== WORK ORDER ==
Scan the data below for lines holding the word "icon", and copy each line found.

== WORKING DATA ==
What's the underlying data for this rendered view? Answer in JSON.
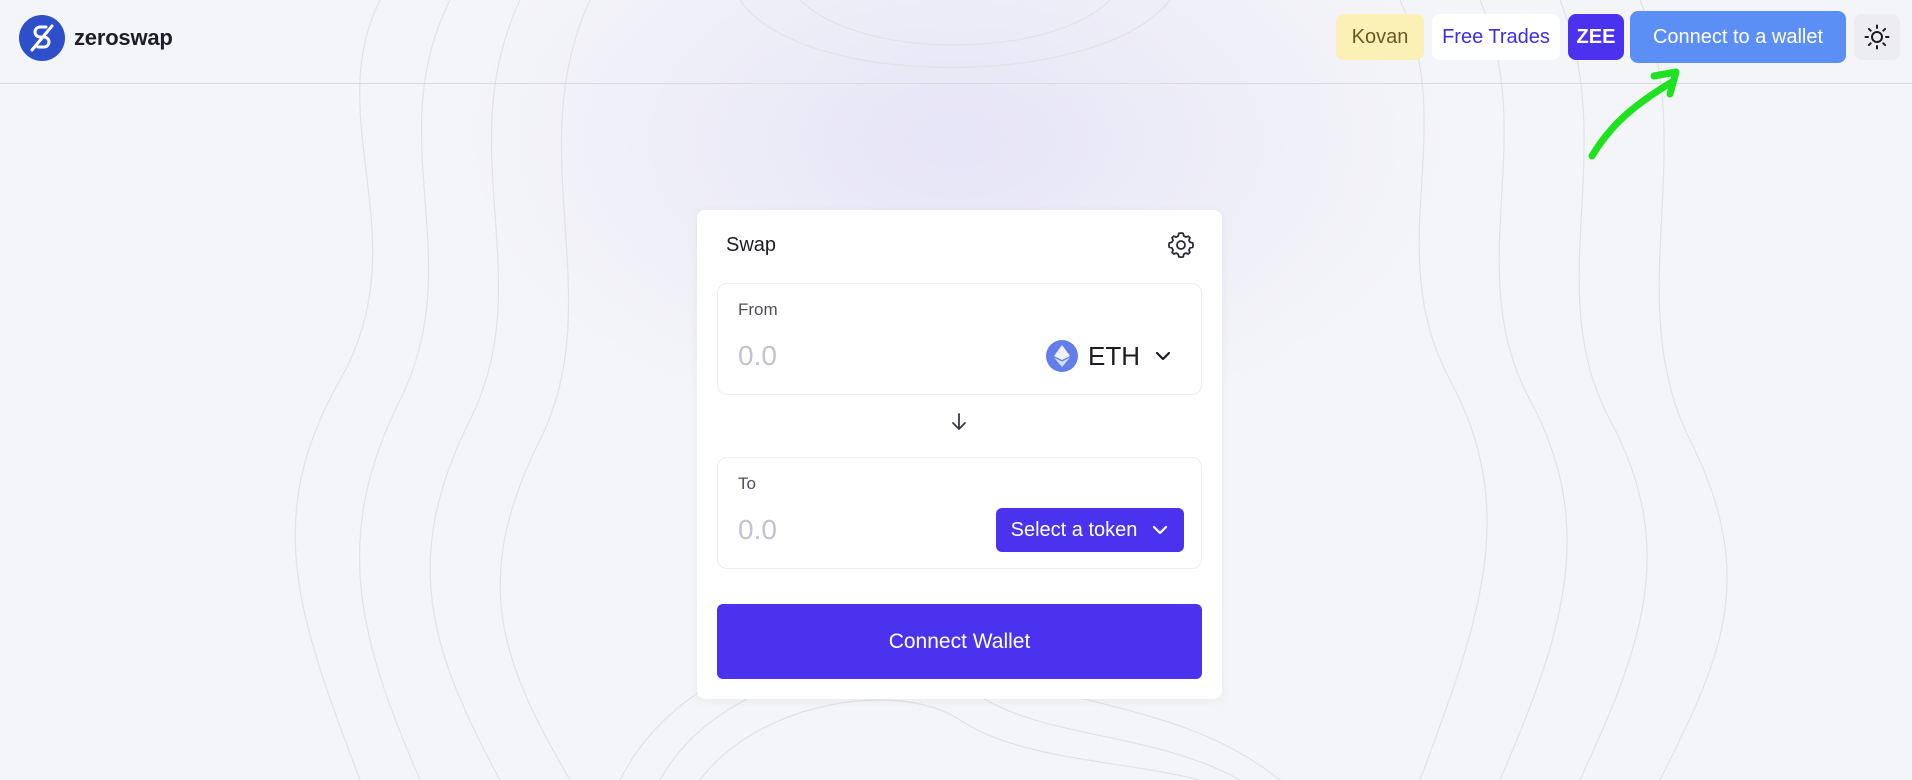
{
  "app": {
    "name": "zeroswap"
  },
  "header": {
    "network_badge": "Kovan",
    "free_trades_label": "Free Trades",
    "zee_label": "ZEE",
    "connect_label": "Connect to a wallet",
    "theme_icon": "sun-icon"
  },
  "swap": {
    "title": "Swap",
    "settings_icon": "gear-icon",
    "from": {
      "label": "From",
      "placeholder": "0.0",
      "token": "ETH"
    },
    "to": {
      "label": "To",
      "placeholder": "0.0",
      "select_label": "Select a token"
    },
    "connect_wallet_label": "Connect Wallet"
  },
  "colors": {
    "brand_primary": "#4b32ef",
    "connect_header": "#5b8ff5",
    "kovan_badge": "#fbf0b6",
    "annotation_arrow": "#1ee21e"
  }
}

== RESPONSE TO THE EXERCISE ==
    "theme_icon": "sun-icon"
    "settings_icon": "gear-icon",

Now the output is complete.